Her hardest hue to hold.
Her early leaf’s a flower;
But only so an hour.
Then leaf subsides to leaf.
So Eden sank to grief,
So dawn goes down to day.
Nothing gold can stay.
— Robert Frost
Robert Frost was born in San Francisco, but moved as a boy to Lawrence, Massachusetts after his father died. Resettled in New England, Frost’s mother became a Swedenborgian and baptized her son in the religion. Though Frost left the church as an adult, I think that much of his poetry reflects the Swedenborgian tenet that everything in the natural world has a spiritual dimension. Frost lived and was first published in Britain, but he has long been considered New England’s unofficial poet laureate. Like Norman Rockwell, our other popular chronicler who’s undergone a bit of revisionist biography lately, Frost is really neither folksy nor simple.
Dark, conflicting, and deep channels of insight run through just about everything he wrote. ‘Nothing Gold Can Stay’ is a case in point.
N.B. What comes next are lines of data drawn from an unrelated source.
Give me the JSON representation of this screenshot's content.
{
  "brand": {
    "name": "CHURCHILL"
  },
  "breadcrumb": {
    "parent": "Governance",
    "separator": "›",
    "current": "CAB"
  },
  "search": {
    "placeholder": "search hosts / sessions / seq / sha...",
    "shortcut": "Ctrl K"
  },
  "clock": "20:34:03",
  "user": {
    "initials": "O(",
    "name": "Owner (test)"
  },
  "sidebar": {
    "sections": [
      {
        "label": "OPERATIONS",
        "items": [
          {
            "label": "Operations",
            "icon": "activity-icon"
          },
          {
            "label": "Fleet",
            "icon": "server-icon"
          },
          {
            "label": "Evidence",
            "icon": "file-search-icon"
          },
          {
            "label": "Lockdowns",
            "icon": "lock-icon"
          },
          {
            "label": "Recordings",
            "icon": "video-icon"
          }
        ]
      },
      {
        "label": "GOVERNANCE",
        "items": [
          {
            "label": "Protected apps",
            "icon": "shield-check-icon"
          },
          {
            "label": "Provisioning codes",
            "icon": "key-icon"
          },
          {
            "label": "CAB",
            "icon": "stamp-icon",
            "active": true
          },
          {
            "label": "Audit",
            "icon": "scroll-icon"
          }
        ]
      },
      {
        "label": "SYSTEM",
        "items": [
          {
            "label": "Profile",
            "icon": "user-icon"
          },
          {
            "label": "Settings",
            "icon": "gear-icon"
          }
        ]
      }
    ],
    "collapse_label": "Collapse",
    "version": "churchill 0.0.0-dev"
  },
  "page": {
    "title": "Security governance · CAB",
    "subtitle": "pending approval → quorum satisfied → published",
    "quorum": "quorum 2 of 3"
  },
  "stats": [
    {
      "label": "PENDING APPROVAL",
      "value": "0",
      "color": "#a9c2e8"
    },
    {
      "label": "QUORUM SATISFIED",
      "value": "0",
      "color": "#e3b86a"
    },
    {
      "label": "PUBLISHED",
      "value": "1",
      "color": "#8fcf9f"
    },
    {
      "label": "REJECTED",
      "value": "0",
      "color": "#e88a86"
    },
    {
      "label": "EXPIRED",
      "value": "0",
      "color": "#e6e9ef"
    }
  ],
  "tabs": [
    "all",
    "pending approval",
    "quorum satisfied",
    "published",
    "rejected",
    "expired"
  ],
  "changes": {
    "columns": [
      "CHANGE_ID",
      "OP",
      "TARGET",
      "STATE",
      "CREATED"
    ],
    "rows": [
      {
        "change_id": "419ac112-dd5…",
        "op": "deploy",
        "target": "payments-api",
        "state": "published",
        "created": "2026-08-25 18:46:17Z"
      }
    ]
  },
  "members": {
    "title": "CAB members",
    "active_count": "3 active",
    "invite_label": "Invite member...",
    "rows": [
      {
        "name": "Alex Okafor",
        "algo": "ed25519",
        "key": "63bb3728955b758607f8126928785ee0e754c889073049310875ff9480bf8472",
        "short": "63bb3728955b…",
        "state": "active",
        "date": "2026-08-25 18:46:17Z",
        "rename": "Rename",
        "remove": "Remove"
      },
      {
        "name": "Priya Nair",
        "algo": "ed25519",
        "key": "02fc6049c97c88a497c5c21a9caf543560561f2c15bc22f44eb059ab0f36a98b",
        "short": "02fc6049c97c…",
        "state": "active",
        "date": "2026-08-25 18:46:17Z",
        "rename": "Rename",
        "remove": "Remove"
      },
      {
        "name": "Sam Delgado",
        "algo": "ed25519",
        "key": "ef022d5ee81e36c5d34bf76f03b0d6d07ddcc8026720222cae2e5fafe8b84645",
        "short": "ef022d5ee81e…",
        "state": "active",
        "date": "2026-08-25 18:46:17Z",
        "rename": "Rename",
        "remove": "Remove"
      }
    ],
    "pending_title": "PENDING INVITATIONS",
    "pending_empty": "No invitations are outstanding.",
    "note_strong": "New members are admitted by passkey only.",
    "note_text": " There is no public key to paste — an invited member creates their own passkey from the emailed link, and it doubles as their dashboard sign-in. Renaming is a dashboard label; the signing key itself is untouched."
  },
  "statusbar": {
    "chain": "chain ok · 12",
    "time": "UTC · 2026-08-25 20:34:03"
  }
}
It moves at the serene pace and with the emphatic rhythms of a hymn played on a pipe organ. Though it’s laying out a case, it’s much more sermon than argument. And, like so many of Frost’s poems, it’s steeped in the truths of nature.
Gold is the first real color of spring in New England. I saw it for the first time this year (weeks later than usual) in the wands of our old willow tree. Next, I caught it flashing at the feeder; spring had repainted the drab brown of the male American goldfinch a bright, come-hither lemon. A day or two later, it turned our forsythia chrome yellow. Then it burst into life among the daffodils: a blatant, seemingly unstoppable color.
Though, as usual, Frost gets his nature right. The yellow doesn’t last. The forsythia bush with “its early leaf a flower” is already subsiding into leaf. Then comes Frost’s great kicker: “So Eden fell to grief.” From examining the delicate particulars of early blooms, the poem suddenly expands to encompass the most monumental of subjects: the fall of man. The final couplet is like an “amen.” The sermon is ending. “So dawn goes down to day.” The last chords of the hymn echo back through the pews of this short, perfectly constructed poem: “Nothing gold can stay.”
I’ve loved Frost’s poems since childhood when I took them at face value. A boy swinging on birch branches. A spider on a flower. A horse stopping in a snow-filled woods. Now they seem much more complex — and deeper — and more beautiful. Now they’ve become for me what Frost, towards the end of his life, proclaimed a poem should be: “A momentary stay against confusion.” What’s your favorite Frost poem — and has it changed for you, too, over the years? Write to me in the comments section below. I’d enjoy hearing from you!
For more poems by and information about Frost, please visit: http://www.poets.org/poet.php/prmPID/192